When TV writer/producers are lured to the big screen by some more-money-than-sense studio — Amazon, say — they tend to fail and fail big in a couple of very predictable ways.
They try and cram in a TV season’s worth of story in a delicate 100 minute beginning-middle-end motion picture, like say, the fellow behind “The Sopranos” and the genius who got “Mad Men” on the air. No, they didn’t get to make second films.
Or they try to reinvent the medium, which is what the fellow who created “This Is Us” does, “freed” of the conventions of network TV and episodic storytelling and TV PG-language for “Life Itself,” one of the great cinematic boondoggles of our time.
Writer-director Dan Fogelman attempts an experiment in “unreliable narration,” when the storyteller is either mistaken or lies to the reader/filmgoer about what is happening, what has happened and for what reasons.
As if that doltish conceit wasn’t debacle enough, he also stumbles into the first pitfall, attempting to cram too many characters and too much story into an interconnected series of tragedies that befall loosely interconnected lives.
“This is Us” style, in other words.
The result is random, aimless and incoherent treacle — a movie which reaches for the heartstrings repeatedly, shows gruesome deaths that may or may not have happened, often from different angles.
But the creator of the weepy “This Is Us” only manages one moment that will tug at the heartstrings.
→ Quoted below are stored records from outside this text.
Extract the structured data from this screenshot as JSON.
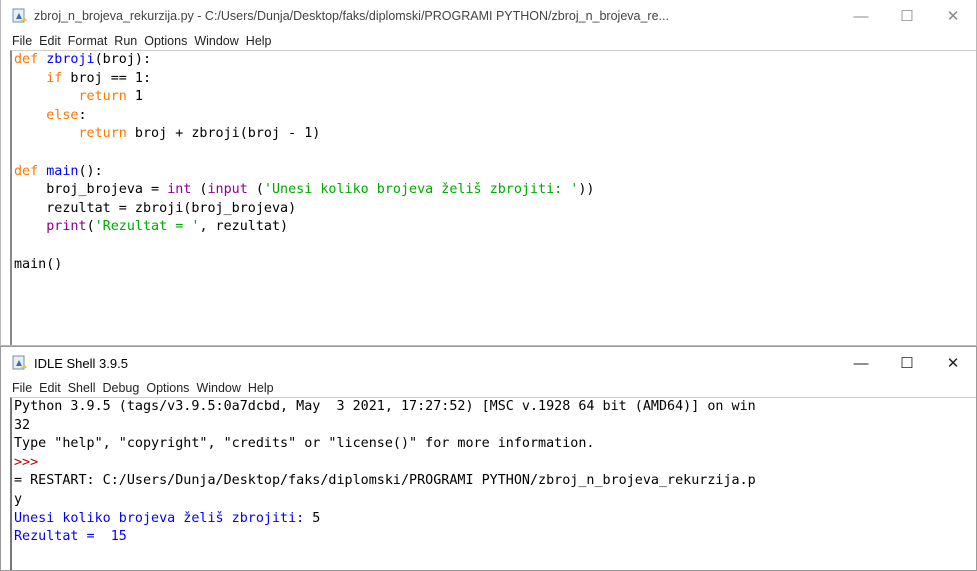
{
  "editor": {
    "title": "zbroj_n_brojeva_rekurzija.py - C:/Users/Dunja/Desktop/faks/diplomski/PROGRAMI PYTHON/zbroj_n_brojeva_re...",
    "menu": [
      "File",
      "Edit",
      "Format",
      "Run",
      "Options",
      "Window",
      "Help"
    ],
    "code": {
      "l1_kw": "def",
      "l1_fn": "zbroji",
      "l1_rest": "(broj):",
      "l2_ind": "    ",
      "l2_kw": "if",
      "l2_rest": " broj == 1:",
      "l3_ind": "        ",
      "l3_kw": "return",
      "l3_rest": " 1",
      "l4_ind": "    ",
      "l4_kw": "else",
      "l4_rest": ":",
      "l5_ind": "        ",
      "l5_kw": "return",
      "l5_rest": " broj + zbroji(broj - 1)",
      "l7_kw": "def",
      "l7_fn": "main",
      "l7_rest": "():",
      "l8_a": "    broj_brojeva = ",
      "l8_bi1": "int",
      "l8_b": " (",
      "l8_bi2": "input",
      "l8_c": " (",
      "l8_st": "'Unesi koliko brojeva želiš zbrojiti: '",
      "l8_d": "))",
      "l9": "    rezultat = zbroji(broj_brojeva)",
      "l10_ind": "    ",
      "l10_bi": "print",
      "l10_a": "(",
      "l10_st": "'Rezultat = '",
      "l10_b": ", rezultat)",
      "l12": "main()"
    }
  },
  "shell": {
    "title": "IDLE Shell 3.9.5",
    "menu": [
      "File",
      "Edit",
      "Shell",
      "Debug",
      "Options",
      "Window",
      "Help"
    ],
    "lines": {
      "banner1": "Python 3.9.5 (tags/v3.9.5:0a7dcbd, May  3 2021, 17:27:52) [MSC v.1928 64 bit (AMD64)] on win",
      "banner2": "32",
      "banner3": "Type \"help\", \"copyright\", \"credits\" or \"license()\" for more information.",
      "prompt": ">>>",
      "restart1": "= RESTART: C:/Users/Dunja/Desktop/faks/diplomski/PROGRAMI PYTHON/zbroj_n_brojeva_rekurzija.p",
      "restart2": "y",
      "out1": "Unesi koliko brojeva želiš zbrojiti: ",
      "input1": "5",
      "out2": "Rezultat =  15"
    }
  },
  "controls": {
    "minimize": "—",
    "maximize": "☐",
    "close": "✕"
  }
}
And that involves a dog.
A false start gives us Samuel L. Jackson narrating and directing a script as an “unreliable narrator,” delivering the first of the film’s many misdirection plays. Oscar Isaac is the madman “hero” screenwriter behind that failed “script,” and he relates — to his shrink (Annette Bening) — the story of his great romance (Olivia Wilde).
The product of that romance, and the film’s stand-out performance, is by the angry punk singer daughter who is a product of that union, played by Olivia Cooke.
And then there’s the olive farm in Andalusia, Spain, where olive oil baron Antonio Banderas meddles in the life of his foreman and the foreman’s family and son.
The screenplay is filled with sequences where people say something, then we’re shown “what they really said.”
Characters deliver long, personal history monologues — sometimes taking the person they’re telling their story to back to the day their met their great love, inserting themselves into the college library where they met, the accident they witnessed or caused, the day somebody died.
“I feel like my whole life is going to be marked by death and tragedy,” a little girl declares, except little girls of eight don’t talk like that, and the unreliable narrator at this point admits as much.
People talk of their world changing “at exactly that moment,” or another “completely random moment.”
Many — a great many — of those moments are mushy treacle. “Sometimes it scares me how much you feel.”
I am a fan of most every actor in this, and would never have bet they’d collectively collect checks in a movie as unwatchable as “Life Itself.”
Long takes drag us into a Halloween where our couple dress as Vincent and Mia in “Pulp Fiction,” another shows us Ms. Cooke (“Ouija,” “Ready Player One”) cover a song from Bob Dylan’s “Time out of Mind” “comeback” album. She relates how it was a favorite of her mother’s, fends off a “Lift your shirt!” heckler, tenderly applies herself to the tune on solo piano, and then thrashes through the rest of it, speed metal style.
Dylan shows up repeatedly on the soundtrack, singing or having that song cycle covered by characters.
And hell’s bells, none of it adds up to anything. “Life is the ultimate unreliable narrator,” with its randomness and endless mis-directions, isn’t a profound thought or theme to build a movie around.
It’s just something some gullible, poorly-read studio exec heard and thought, “I think I’ll spend Jeff Bezos’s millions on THAT.” The fool.
MPAA Rating: R for language including sexual references, some violent images and brief drug use
Cast: Oscar Isaac, Olivia Wilde, Antonio Banderas, Olivia Cooke, Annette Bening, Laia Costa, Jean Smart
Credits: Written and directed by Dan Fogelman. An Amazon release.
Running time: 1:58